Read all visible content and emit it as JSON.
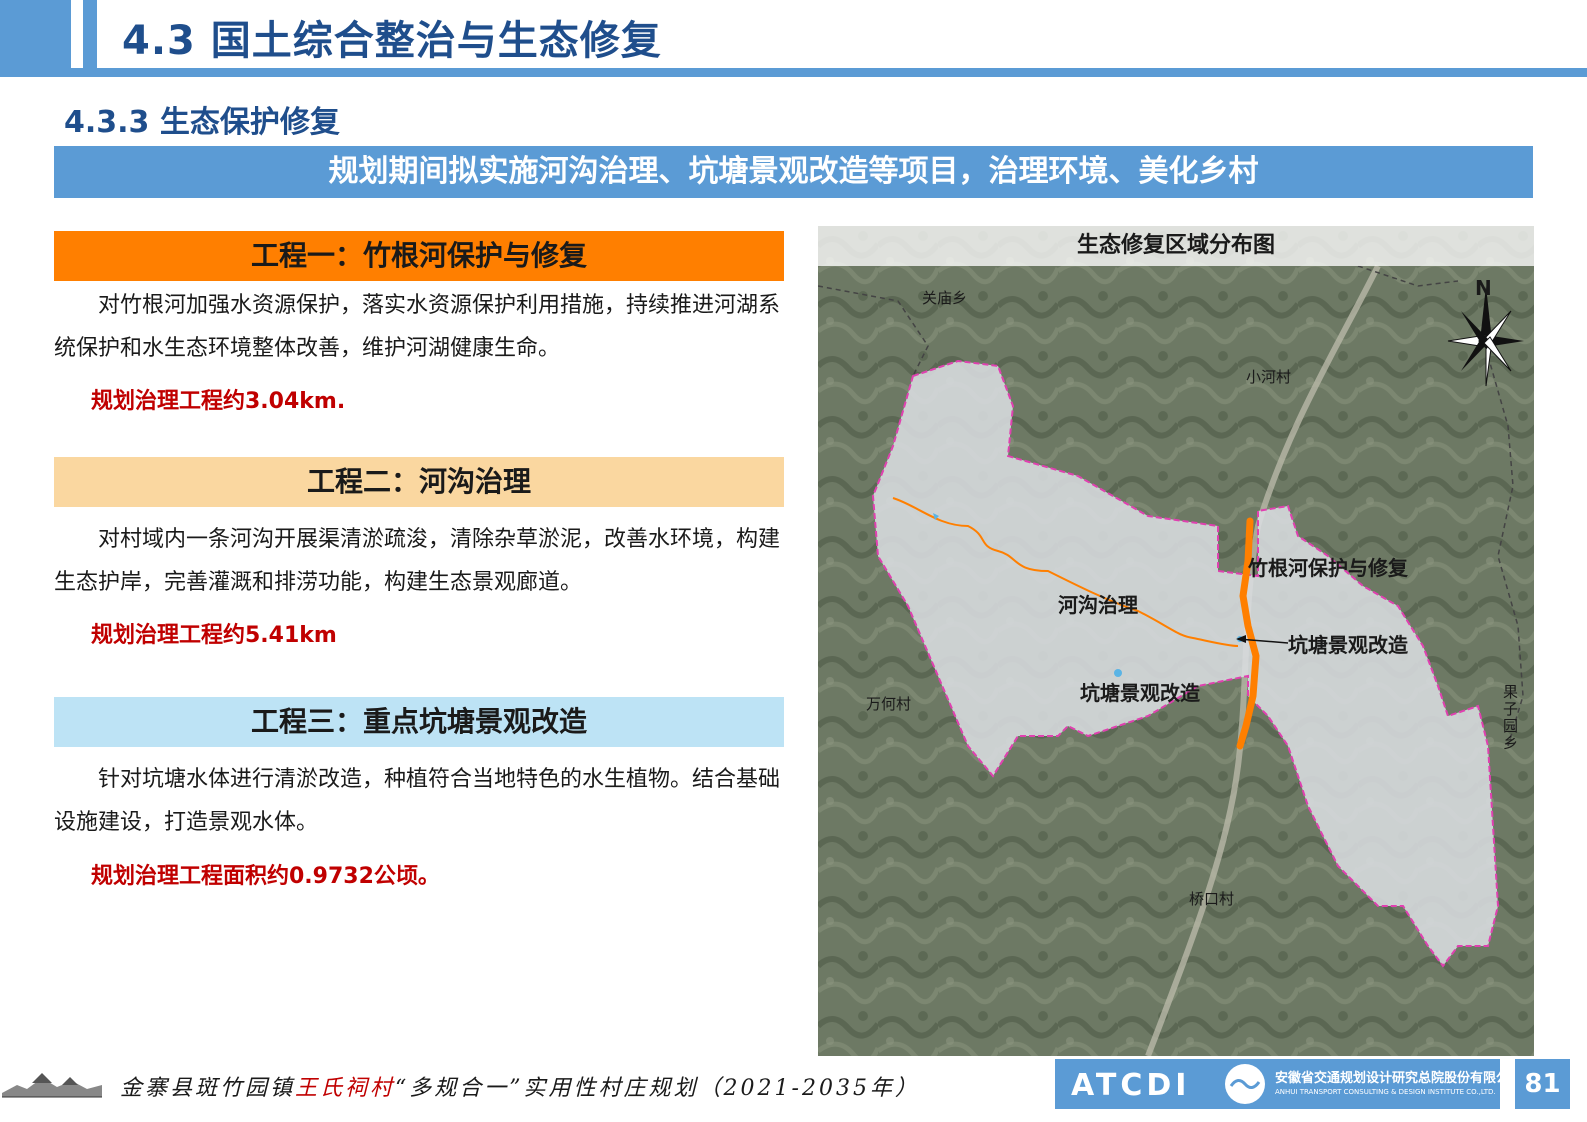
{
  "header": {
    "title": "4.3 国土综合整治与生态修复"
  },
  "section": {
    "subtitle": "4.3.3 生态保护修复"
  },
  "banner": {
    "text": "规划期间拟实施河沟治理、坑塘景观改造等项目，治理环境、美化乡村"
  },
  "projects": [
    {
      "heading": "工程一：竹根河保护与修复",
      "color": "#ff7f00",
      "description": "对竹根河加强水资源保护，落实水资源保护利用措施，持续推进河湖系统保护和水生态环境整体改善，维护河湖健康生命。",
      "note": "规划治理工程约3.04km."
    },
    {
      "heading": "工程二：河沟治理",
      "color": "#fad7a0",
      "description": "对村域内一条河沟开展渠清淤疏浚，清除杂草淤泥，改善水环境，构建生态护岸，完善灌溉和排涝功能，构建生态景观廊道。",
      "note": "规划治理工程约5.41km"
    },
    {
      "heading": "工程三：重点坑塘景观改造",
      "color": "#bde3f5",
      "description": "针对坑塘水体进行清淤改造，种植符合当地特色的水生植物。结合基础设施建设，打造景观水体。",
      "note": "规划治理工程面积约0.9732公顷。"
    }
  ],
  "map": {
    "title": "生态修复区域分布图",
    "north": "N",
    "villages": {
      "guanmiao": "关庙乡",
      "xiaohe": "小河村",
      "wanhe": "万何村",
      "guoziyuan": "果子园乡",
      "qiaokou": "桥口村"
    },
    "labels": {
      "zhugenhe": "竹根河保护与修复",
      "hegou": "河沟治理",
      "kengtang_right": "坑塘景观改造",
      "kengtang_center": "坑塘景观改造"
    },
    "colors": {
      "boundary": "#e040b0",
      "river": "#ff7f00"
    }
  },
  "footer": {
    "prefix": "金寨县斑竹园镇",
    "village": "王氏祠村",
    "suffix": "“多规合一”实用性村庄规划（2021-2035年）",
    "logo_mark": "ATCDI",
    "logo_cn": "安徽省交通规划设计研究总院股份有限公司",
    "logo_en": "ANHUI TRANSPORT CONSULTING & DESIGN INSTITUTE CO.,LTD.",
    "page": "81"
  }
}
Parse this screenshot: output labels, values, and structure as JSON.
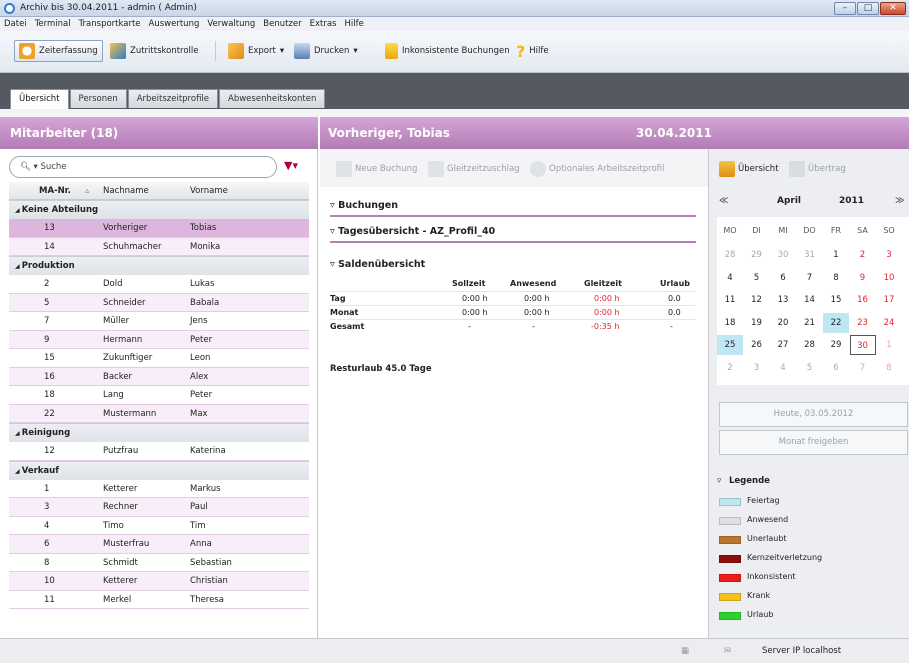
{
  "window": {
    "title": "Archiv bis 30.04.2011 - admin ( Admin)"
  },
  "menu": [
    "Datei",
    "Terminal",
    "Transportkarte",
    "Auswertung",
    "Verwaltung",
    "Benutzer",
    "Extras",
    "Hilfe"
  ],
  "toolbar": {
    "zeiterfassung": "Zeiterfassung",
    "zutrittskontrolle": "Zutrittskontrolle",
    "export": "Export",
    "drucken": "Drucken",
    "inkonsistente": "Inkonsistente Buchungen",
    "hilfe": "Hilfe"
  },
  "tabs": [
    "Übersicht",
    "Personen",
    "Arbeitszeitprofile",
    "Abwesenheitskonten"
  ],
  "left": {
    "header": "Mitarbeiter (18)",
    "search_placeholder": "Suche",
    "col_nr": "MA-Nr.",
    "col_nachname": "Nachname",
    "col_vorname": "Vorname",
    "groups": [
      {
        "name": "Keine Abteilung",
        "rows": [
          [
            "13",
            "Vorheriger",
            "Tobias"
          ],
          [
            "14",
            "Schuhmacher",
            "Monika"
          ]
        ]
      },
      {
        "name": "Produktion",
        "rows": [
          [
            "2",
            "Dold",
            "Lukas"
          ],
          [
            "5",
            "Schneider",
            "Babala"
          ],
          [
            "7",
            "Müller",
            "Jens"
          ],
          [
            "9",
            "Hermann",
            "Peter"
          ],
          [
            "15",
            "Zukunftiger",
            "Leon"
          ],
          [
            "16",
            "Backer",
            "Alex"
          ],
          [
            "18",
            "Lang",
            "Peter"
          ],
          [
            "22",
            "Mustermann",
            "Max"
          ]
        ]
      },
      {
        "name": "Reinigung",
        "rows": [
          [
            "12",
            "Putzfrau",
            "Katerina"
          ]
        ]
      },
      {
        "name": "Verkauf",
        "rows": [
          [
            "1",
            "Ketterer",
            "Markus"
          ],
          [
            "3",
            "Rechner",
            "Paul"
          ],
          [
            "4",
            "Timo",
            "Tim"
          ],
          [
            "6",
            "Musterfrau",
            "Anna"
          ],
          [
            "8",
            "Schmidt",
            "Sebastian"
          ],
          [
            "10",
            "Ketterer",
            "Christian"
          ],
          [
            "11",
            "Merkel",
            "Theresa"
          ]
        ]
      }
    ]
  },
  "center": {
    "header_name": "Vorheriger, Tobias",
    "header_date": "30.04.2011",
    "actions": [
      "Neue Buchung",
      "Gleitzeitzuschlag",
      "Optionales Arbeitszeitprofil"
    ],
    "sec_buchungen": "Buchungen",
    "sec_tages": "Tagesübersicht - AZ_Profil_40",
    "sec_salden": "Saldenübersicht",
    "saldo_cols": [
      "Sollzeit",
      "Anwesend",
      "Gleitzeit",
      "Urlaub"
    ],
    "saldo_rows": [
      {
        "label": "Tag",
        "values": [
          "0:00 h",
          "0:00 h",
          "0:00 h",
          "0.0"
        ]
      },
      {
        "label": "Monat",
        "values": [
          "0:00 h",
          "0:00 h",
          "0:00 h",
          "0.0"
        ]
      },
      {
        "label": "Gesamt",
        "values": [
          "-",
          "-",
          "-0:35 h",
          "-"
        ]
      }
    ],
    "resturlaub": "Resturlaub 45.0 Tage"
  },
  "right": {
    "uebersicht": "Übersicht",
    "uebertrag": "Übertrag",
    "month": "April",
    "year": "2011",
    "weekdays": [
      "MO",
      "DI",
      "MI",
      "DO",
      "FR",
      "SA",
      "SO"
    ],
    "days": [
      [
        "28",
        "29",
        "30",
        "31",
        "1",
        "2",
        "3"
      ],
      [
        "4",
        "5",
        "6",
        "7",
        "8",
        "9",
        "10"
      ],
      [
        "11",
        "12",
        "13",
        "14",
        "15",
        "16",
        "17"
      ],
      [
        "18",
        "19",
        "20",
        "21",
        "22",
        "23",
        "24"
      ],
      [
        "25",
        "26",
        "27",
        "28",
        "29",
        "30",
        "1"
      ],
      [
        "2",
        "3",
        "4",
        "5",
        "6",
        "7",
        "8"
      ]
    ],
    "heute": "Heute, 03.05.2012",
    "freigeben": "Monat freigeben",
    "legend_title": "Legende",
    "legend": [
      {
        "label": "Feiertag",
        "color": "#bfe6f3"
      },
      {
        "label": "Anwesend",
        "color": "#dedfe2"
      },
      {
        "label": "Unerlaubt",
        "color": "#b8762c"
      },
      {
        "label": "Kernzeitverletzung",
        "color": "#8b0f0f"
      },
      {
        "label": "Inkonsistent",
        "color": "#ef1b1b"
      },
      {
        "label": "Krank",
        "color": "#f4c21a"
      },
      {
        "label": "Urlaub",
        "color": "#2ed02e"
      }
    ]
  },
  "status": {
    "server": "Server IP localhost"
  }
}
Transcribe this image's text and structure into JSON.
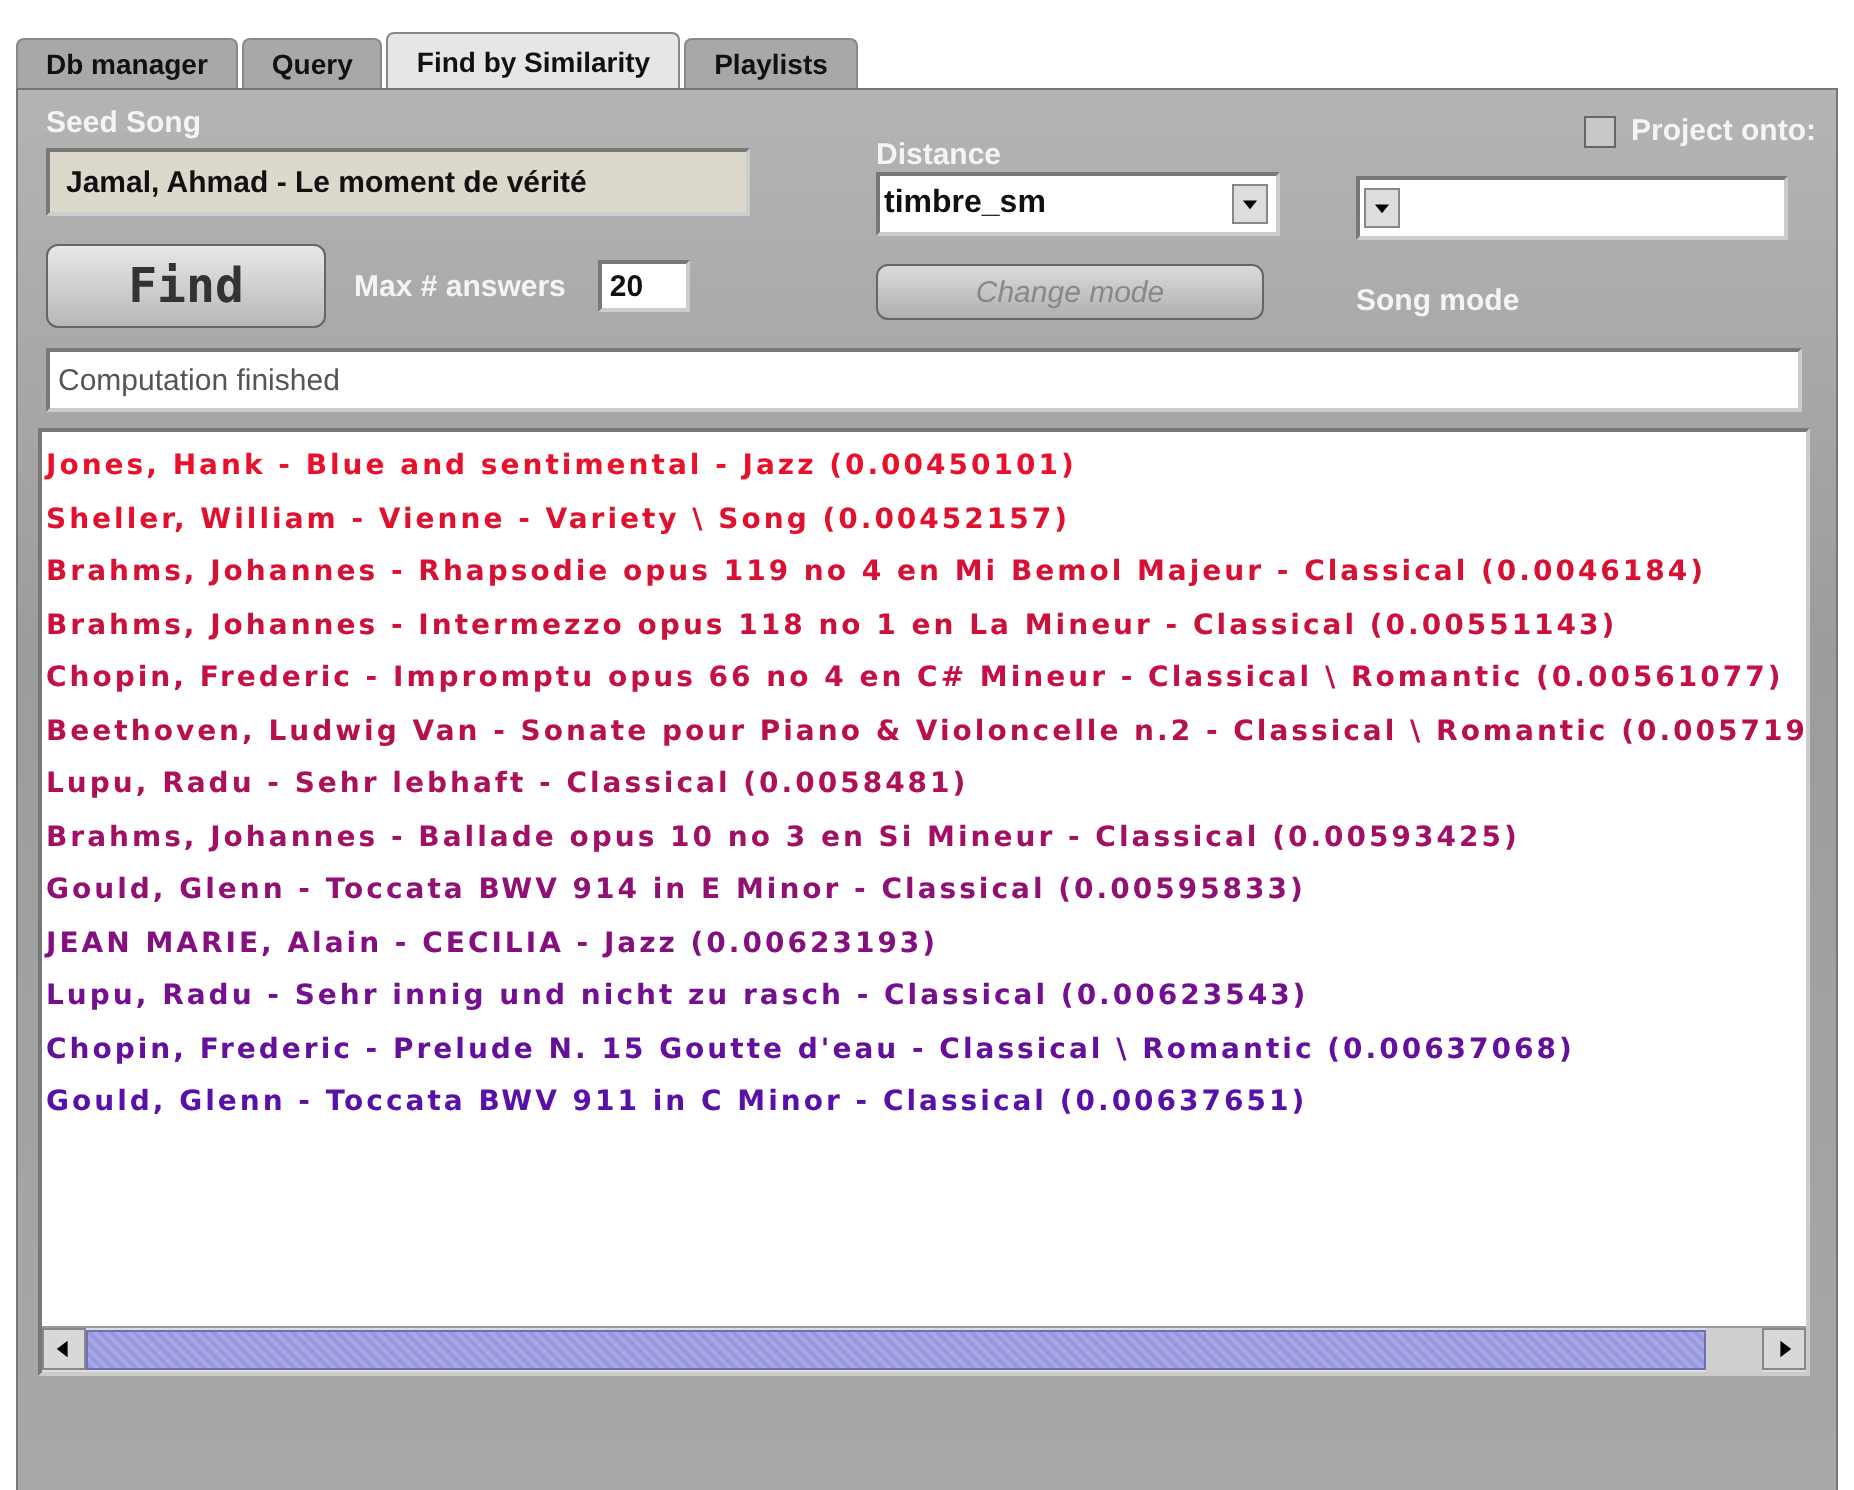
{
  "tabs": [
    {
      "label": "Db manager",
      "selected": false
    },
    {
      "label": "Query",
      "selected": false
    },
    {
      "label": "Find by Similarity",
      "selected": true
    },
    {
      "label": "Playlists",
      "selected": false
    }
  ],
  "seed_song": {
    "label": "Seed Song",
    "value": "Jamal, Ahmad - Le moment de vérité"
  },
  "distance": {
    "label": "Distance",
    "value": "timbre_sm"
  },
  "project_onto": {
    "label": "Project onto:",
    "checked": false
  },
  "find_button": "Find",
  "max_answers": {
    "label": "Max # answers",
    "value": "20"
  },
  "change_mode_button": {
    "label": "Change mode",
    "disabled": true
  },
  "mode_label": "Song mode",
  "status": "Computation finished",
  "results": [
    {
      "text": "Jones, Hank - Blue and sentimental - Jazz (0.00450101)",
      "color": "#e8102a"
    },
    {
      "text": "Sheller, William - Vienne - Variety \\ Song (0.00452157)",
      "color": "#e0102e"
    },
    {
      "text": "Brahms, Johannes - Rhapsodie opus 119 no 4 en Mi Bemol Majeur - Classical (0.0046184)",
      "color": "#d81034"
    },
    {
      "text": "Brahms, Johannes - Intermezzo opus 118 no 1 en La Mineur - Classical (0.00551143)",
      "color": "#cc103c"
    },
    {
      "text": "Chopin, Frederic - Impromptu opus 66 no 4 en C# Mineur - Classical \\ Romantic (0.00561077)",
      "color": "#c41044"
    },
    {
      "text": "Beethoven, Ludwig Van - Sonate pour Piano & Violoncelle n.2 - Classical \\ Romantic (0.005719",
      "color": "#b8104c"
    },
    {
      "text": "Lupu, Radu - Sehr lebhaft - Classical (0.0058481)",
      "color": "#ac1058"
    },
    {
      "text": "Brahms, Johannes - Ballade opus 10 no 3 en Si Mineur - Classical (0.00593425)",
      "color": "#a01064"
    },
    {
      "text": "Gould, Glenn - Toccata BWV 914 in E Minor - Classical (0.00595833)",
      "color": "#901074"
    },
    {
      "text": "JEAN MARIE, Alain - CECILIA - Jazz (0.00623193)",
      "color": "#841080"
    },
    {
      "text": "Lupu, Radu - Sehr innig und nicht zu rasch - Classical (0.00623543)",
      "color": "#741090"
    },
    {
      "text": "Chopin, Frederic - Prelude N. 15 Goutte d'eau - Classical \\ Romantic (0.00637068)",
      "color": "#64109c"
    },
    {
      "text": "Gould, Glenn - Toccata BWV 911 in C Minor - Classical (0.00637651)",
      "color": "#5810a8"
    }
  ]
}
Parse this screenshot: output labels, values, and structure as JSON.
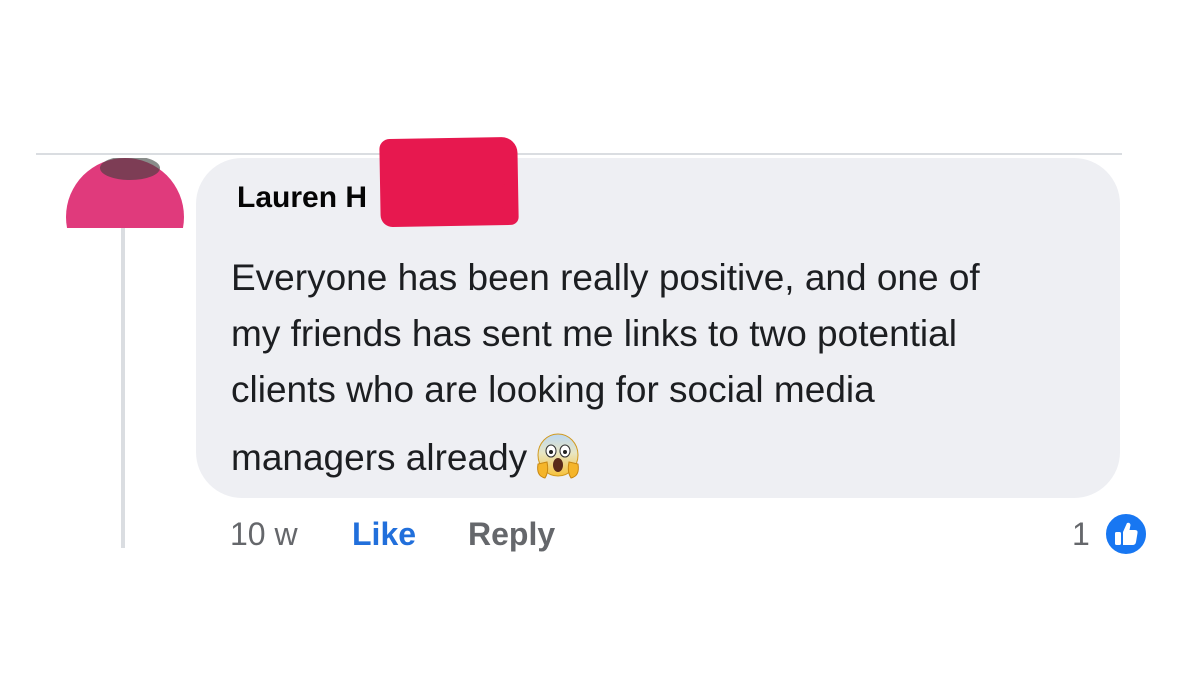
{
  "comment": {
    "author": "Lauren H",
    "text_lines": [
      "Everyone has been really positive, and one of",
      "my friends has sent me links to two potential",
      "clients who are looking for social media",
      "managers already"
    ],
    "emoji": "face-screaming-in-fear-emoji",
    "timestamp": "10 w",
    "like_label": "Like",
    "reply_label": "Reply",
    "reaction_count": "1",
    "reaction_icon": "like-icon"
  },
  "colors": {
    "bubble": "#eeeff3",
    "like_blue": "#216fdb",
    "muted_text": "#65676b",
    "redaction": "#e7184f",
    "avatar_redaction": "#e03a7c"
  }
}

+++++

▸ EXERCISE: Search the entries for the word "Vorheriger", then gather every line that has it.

▸ ANSWER FOR THIS EXERCISE:
            "Vorheriger",
    "header_name": "Vorheriger, Tobias",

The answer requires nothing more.